All over the world Muslims are currently celebrating the month of Ramadan. What happens during Ramadan and why is it important?
When is Ramadan?
Ramadan is the ninth month of the Islamic lunar calendar and usually starts on the 13 September. It is one of the most important months for Muslims as it is believed this is the month that the Qu’ran – that’s the Islamic holy book, was first revealed to the Prophet Mohammed.
As well as being a religious month it is also seen as a month for Muslims to celebrate life.
During this month, Muslims fast from dawn to dusk and only eat in the evenings after the sun has set. See the Ramadan timetable for the UK for 2007. Chewing gum is also not allowed.
But Ramadan is much more than just not eating and drinking. During this month Muslims also consciously abstain from sexual activity, smoking, swearing and talking badly about others.
Spiritually, it’s also a time for Muslims to re-evaluate their lives using the Islamic faith as a guideline.
Muslims are encouraged to read and study the Qu’ran. Also, just like the rest of the year, Muslims are encouraged to go to the Mosque and pray five times a day. There is also a special night prayer called the ‘Taraweeh’ prayer, which is longer than the other prayers, and is only used during Ramadan.

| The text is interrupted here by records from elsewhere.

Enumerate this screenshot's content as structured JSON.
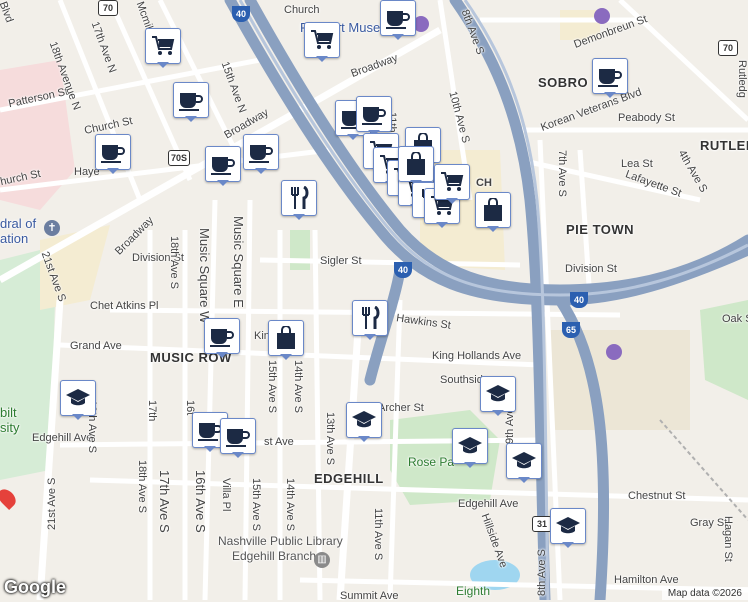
{
  "map": {
    "attribution": "Map data ©2026",
    "logo_text": "Google"
  },
  "neighborhoods": {
    "sobro": "SOBRO",
    "rutledge": "RUTLED",
    "pie_town": "PIE TOWN",
    "music_row": "MUSIC ROW",
    "edgehill": "EDGEHILL"
  },
  "roads": {
    "broadway_1": "Broadway",
    "broadway_2": "Broadway",
    "broadway_3": "Broadway",
    "church_st_1": "Church",
    "church_st_2": "Church St",
    "church_st_3": "hurch St",
    "patterson_st": "Patterson St",
    "demonbreun_st": "Demonbreun St",
    "korean_veterans_blvd": "Korean Veterans Blvd",
    "peabody_st": "Peabody St",
    "lafayette_st": "Lafayette St",
    "lea_st": "Lea St",
    "sigler_st": "Sigler St",
    "division_st_1": "Division St",
    "division_st_2": "Division St",
    "hawkins_st": "Hawkins St",
    "chet_atkins_pl": "Chet Atkins Pl",
    "grand_ave": "Grand Ave",
    "king_hollands_ave_1": "King Hollands Ave",
    "king_hollands_ave_2": "King H",
    "southside": "Southsid",
    "archer_st": "Archer St",
    "edgehill_ave_1": "Edgehill Ave",
    "edgehill_ave_2": "Edgehill Ave",
    "chestnut_st": "Chestnut St",
    "gray_st": "Gray St",
    "hamilton_ave": "Hamilton Ave",
    "summit_ave": "Summit Ave",
    "oak_st": "Oak St",
    "haye": "Haye",
    "ch": "CH",
    "ave_8th_s": "8th Ave S",
    "ave_10th_s": "10th Ave S",
    "ave_7th_s": "7th Ave S",
    "ave_4th_s": "4th Ave S",
    "ave_18th_n": "18th Avenue N",
    "ave_17th_n": "17th Ave N",
    "ave_15th_n": "15th Ave N",
    "ave_18th_s": "18th Ave S",
    "ave_19th_s": "19th Ave S",
    "ave_21st_s_1": "21st Ave S",
    "ave_21st_s_2": "21st Ave S",
    "ave_17th_s": "17th Ave S",
    "ave_16th_s": "16th Ave S",
    "ave_15th_s": "15th Ave S",
    "ave_14th_s": "14th Ave S",
    "ave_13th_s": "13th Ave S",
    "ave_11th_s": "11th Ave S",
    "ave_9th_s": "9th Ave",
    "ave_8th_s_low": "8th Ave S",
    "ave_14th_s_low": "14th Ave S",
    "ave_15th_s_low": "15th Ave S",
    "villa_pl": "Villa Pl",
    "music_square_w": "Music Square W",
    "music_square_e": "Music Square E",
    "hillside_ave": "Hillside Ave",
    "hagan_st": "Hagan St",
    "rutledge_st": "Rutledg",
    "mcmillin": "Mcmillin",
    "blvd": "Blvd",
    "ave_11th": "11th",
    "ave_16th": "16t",
    "ave_17th": "17th",
    "ave_19th": "19th Ave S",
    "st_ave": "st Ave"
  },
  "pois": {
    "frist_museum": "Frist Art Museum",
    "library_line1": "Nashville Public Library",
    "library_line2": "Edgehill Branch",
    "cathedral_line1": "dral of",
    "cathedral_line2": "ation",
    "vanderbilt_line1": "bilt",
    "vanderbilt_line2": "sity",
    "rose_park": "Rose Pa",
    "eighth": "Eighth"
  },
  "shields": {
    "i40_a": "40",
    "i40_b": "40",
    "i40_c": "40",
    "i65": "65",
    "us70": "70",
    "us70s": "70S",
    "us70_b": "70",
    "us31": "31"
  },
  "markers": [
    {
      "type": "shopping-cart",
      "name": "marker-shopping-1"
    },
    {
      "type": "coffee-cup",
      "name": "marker-coffee-1"
    },
    {
      "type": "shopping-cart",
      "name": "marker-shopping-2"
    },
    {
      "type": "coffee-cup",
      "name": "marker-coffee-2"
    },
    {
      "type": "coffee-cup",
      "name": "marker-coffee-3"
    },
    {
      "type": "coffee-cup",
      "name": "marker-coffee-4"
    },
    {
      "type": "coffee-cup",
      "name": "marker-coffee-5"
    },
    {
      "type": "coffee-cup",
      "name": "marker-coffee-6"
    },
    {
      "type": "coffee-cup",
      "name": "marker-coffee-7"
    },
    {
      "type": "coffee-cup",
      "name": "marker-coffee-8"
    },
    {
      "type": "restaurant",
      "name": "marker-restaurant-1"
    },
    {
      "type": "shopping-bag",
      "name": "marker-bag-1"
    },
    {
      "type": "shopping-cart",
      "name": "marker-shopping-3"
    },
    {
      "type": "shopping-cart",
      "name": "marker-shopping-4"
    },
    {
      "type": "shopping-cart",
      "name": "marker-shopping-5"
    },
    {
      "type": "shopping-cart",
      "name": "marker-shopping-6"
    },
    {
      "type": "shopping-bag",
      "name": "marker-bag-2"
    },
    {
      "type": "shopping-bag",
      "name": "marker-bag-3"
    },
    {
      "type": "restaurant",
      "name": "marker-restaurant-2"
    },
    {
      "type": "shopping-cart",
      "name": "marker-shopping-7"
    },
    {
      "type": "shopping-cart",
      "name": "marker-shopping-8"
    },
    {
      "type": "restaurant",
      "name": "marker-restaurant-3"
    },
    {
      "type": "coffee-cup",
      "name": "marker-coffee-9"
    },
    {
      "type": "shopping-bag",
      "name": "marker-bag-4"
    },
    {
      "type": "graduation-cap",
      "name": "marker-school-1"
    },
    {
      "type": "graduation-cap",
      "name": "marker-school-2"
    },
    {
      "type": "graduation-cap",
      "name": "marker-school-3"
    },
    {
      "type": "graduation-cap",
      "name": "marker-school-4"
    },
    {
      "type": "graduation-cap",
      "name": "marker-school-5"
    },
    {
      "type": "graduation-cap",
      "name": "marker-school-6"
    },
    {
      "type": "coffee-cup",
      "name": "marker-coffee-10"
    },
    {
      "type": "coffee-cup",
      "name": "marker-coffee-11"
    }
  ]
}
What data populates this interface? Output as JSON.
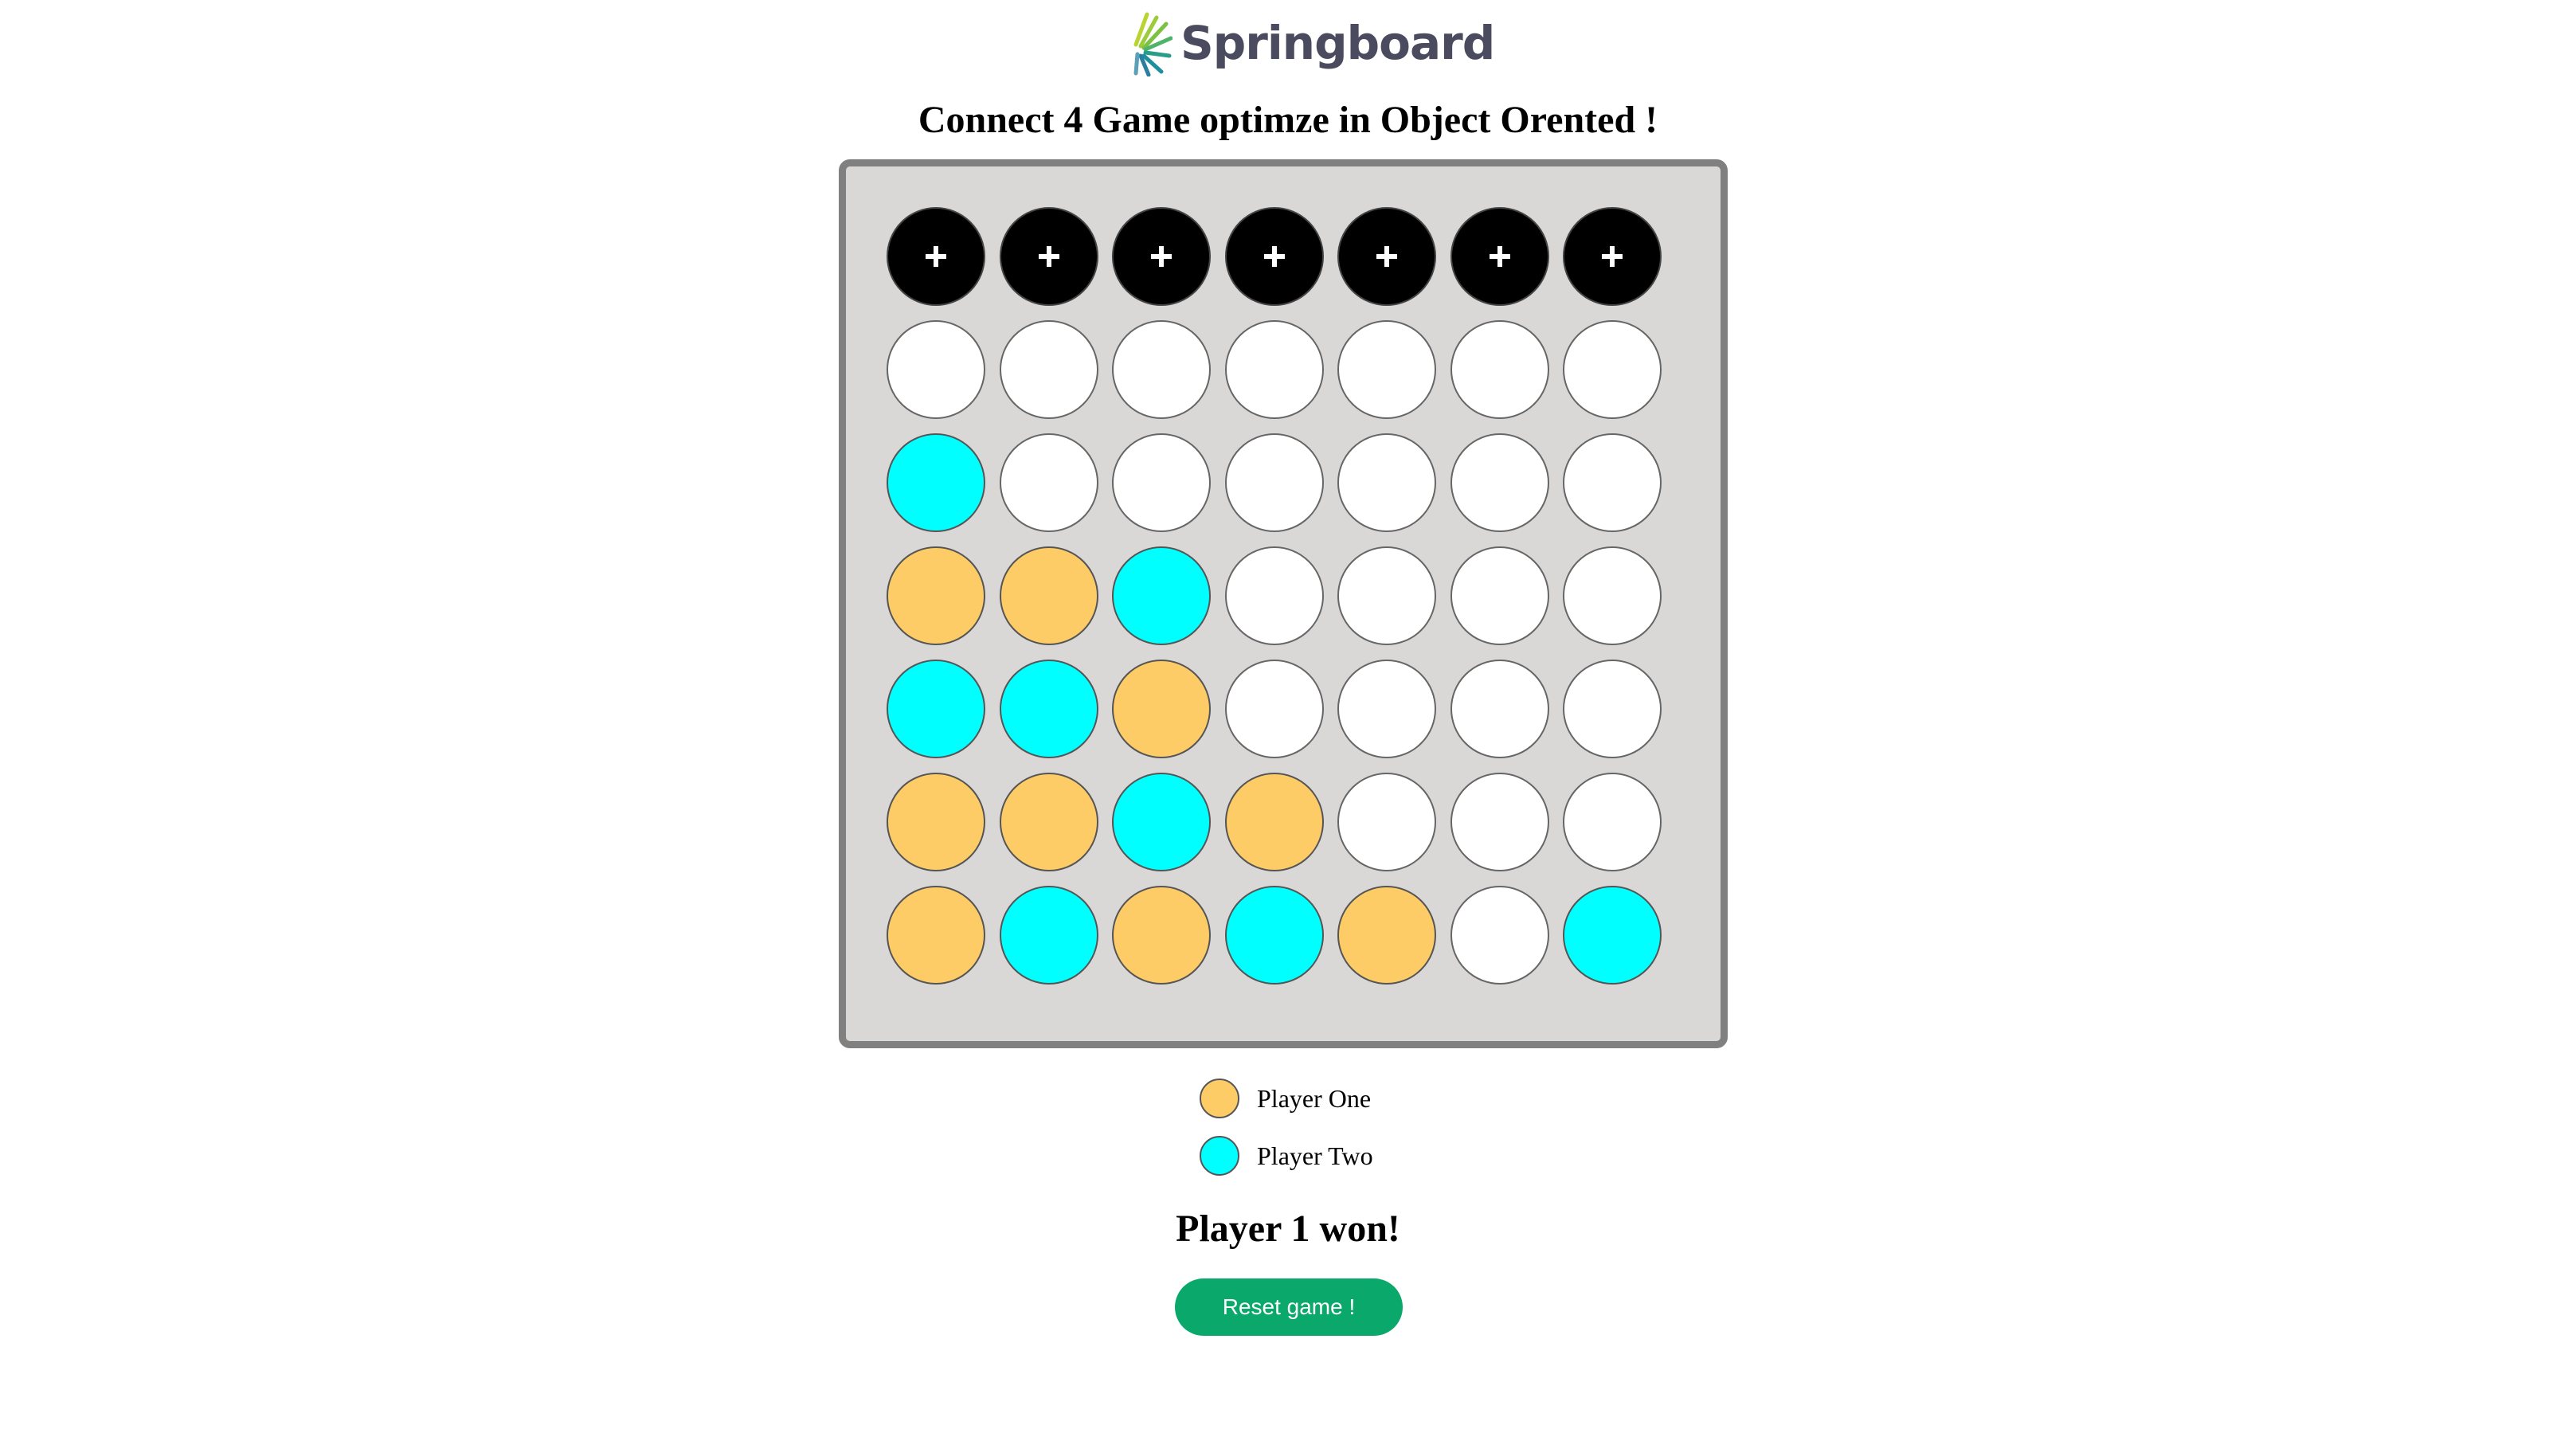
{
  "logo": {
    "text": "Springboard",
    "icon": "springboard-leaf-icon",
    "text_color": "#4a4b5e"
  },
  "title": "Connect 4 Game optimze in Object Orented !",
  "board": {
    "columns": 7,
    "rows": 6,
    "drop_icon": "plus-icon",
    "cells": [
      [
        "",
        "",
        "",
        "",
        "",
        "",
        ""
      ],
      [
        "2",
        "",
        "",
        "",
        "",
        "",
        ""
      ],
      [
        "1",
        "1",
        "2",
        "",
        "",
        "",
        ""
      ],
      [
        "2",
        "2",
        "1",
        "",
        "",
        "",
        ""
      ],
      [
        "1",
        "1",
        "2",
        "1",
        "",
        "",
        ""
      ],
      [
        "1",
        "2",
        "1",
        "2",
        "1",
        "",
        "2"
      ]
    ],
    "colors": {
      "player_one": "#fdcc66",
      "player_two": "#00ffff",
      "empty": "#ffffff",
      "board": "#dad7d7",
      "frame": "#808080",
      "drop_button": "#000000"
    }
  },
  "legend": {
    "player_one": "Player One",
    "player_two": "Player Two"
  },
  "status": "Player 1 won!",
  "reset_label": "Reset game !",
  "reset_color": "#0aa86a"
}
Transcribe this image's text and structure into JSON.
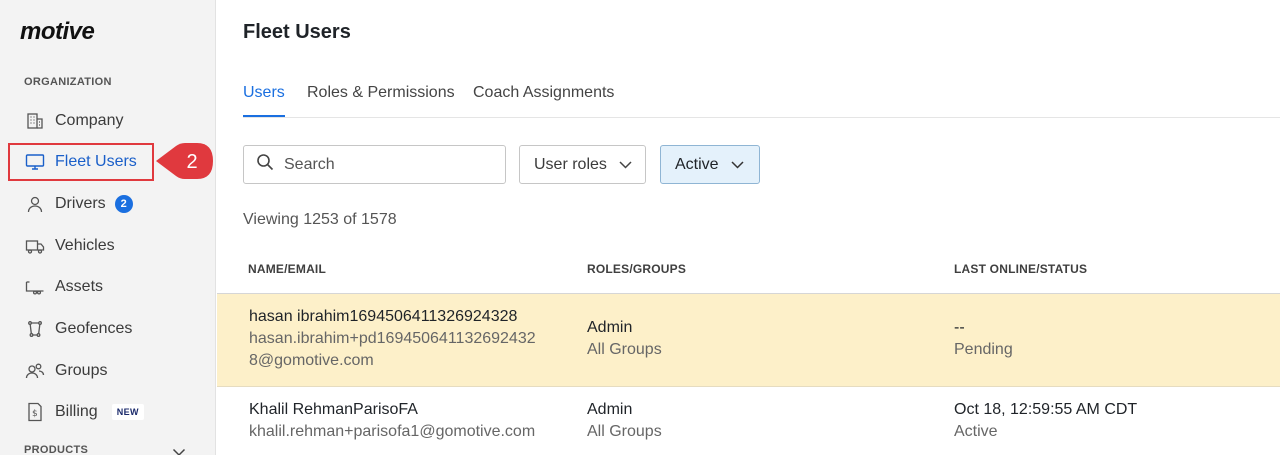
{
  "brand": {
    "logo_text": "motive"
  },
  "sidebar": {
    "organization_label": "ORGANIZATION",
    "products_label": "PRODUCTS",
    "items": [
      {
        "label": "Company",
        "icon": "building-icon"
      },
      {
        "label": "Fleet Users",
        "icon": "monitor-icon"
      },
      {
        "label": "Drivers",
        "icon": "person-icon",
        "badge": "2"
      },
      {
        "label": "Vehicles",
        "icon": "truck-icon"
      },
      {
        "label": "Assets",
        "icon": "trailer-icon"
      },
      {
        "label": "Geofences",
        "icon": "geofence-icon"
      },
      {
        "label": "Groups",
        "icon": "groups-icon"
      },
      {
        "label": "Billing",
        "icon": "billing-icon",
        "tag": "NEW"
      }
    ]
  },
  "callout": {
    "number": "2",
    "color": "#e0393e"
  },
  "main": {
    "title": "Fleet Users",
    "tabs": [
      "Users",
      "Roles & Permissions",
      "Coach Assignments"
    ],
    "search_placeholder": "Search",
    "filters": {
      "roles": "User roles",
      "status": "Active"
    },
    "viewing": "Viewing 1253 of 1578",
    "columns": [
      "NAME/EMAIL",
      "ROLES/GROUPS",
      "LAST ONLINE/STATUS"
    ],
    "rows": [
      {
        "name": "hasan ibrahim1694506411326924328",
        "email_line1": "hasan.ibrahim+pd169450641132692432",
        "email_line2": "8@gomotive.com",
        "role": "Admin",
        "groups": "All Groups",
        "last_online": "--",
        "status": "Pending"
      },
      {
        "name": "Khalil RehmanParisoFA",
        "email_line1": "khalil.rehman+parisofa1@gomotive.com",
        "role": "Admin",
        "groups": "All Groups",
        "last_online": "Oct 18, 12:59:55 AM CDT",
        "status": "Active"
      }
    ]
  },
  "colors": {
    "accent": "#1a6fe0",
    "highlight_row": "#fdf0c9",
    "active_filter_bg": "#e4f1fb"
  }
}
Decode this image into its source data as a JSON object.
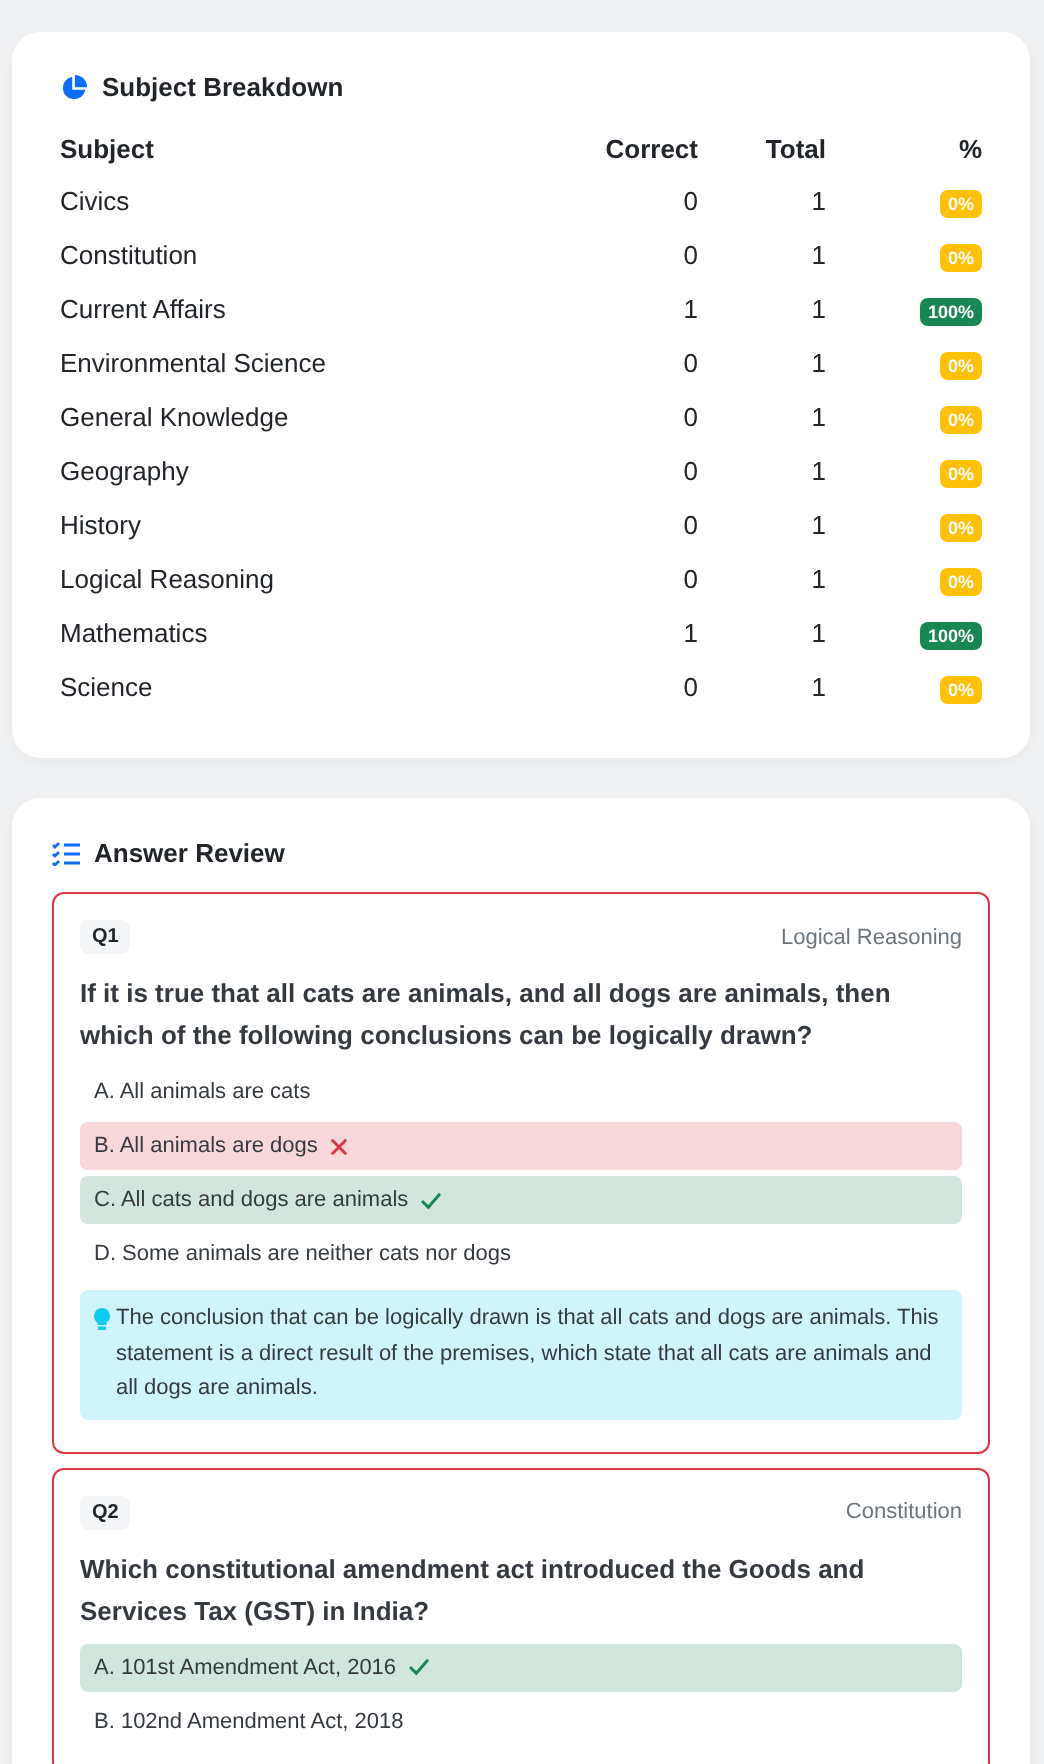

Are there any exceptions?
Once a young person has reached puberty they are required to fast.
Children are exceptions as are men and women who are too old to fast, people who are ill, pregnant women in the later months of pregnancy, women who are menstruating and people who are travelling.
Those with diabetes can often find it a tricky decision whether to fast or not during Ramadan. If you or a relative are Muslim and you’re worried about diabetes, speak to your GP before fasting. There is also an NHS leaflet that can help.
If a Muslim misses the fast they can do it later on in the year, or make a donation to the poor instead. Although not every Muslim will fast, most do take part in the spirit of the month which usually means loads of socialising, giving to charity and celebration.
Some key dates
Ten days into the fast, Muslims have a special celebration as it is believed that it was on this day that the Prophet Muhammad first received revelations from the Qu’ran.
Ramadan lasts for 29 or 30 days depending on the moon, and ends on around the 12 October. On this night Muslims celebrate the end of the fast with the festival of Eid Al-Fitr. The celebrations last for three days and Muslims usually give each other gifts. It is also customary for friends and families to gather in large groups and eat a lot! During Eid it’s traditional for Muslims to say ‘Eid Mubarak’ to each other which means Happy Eid.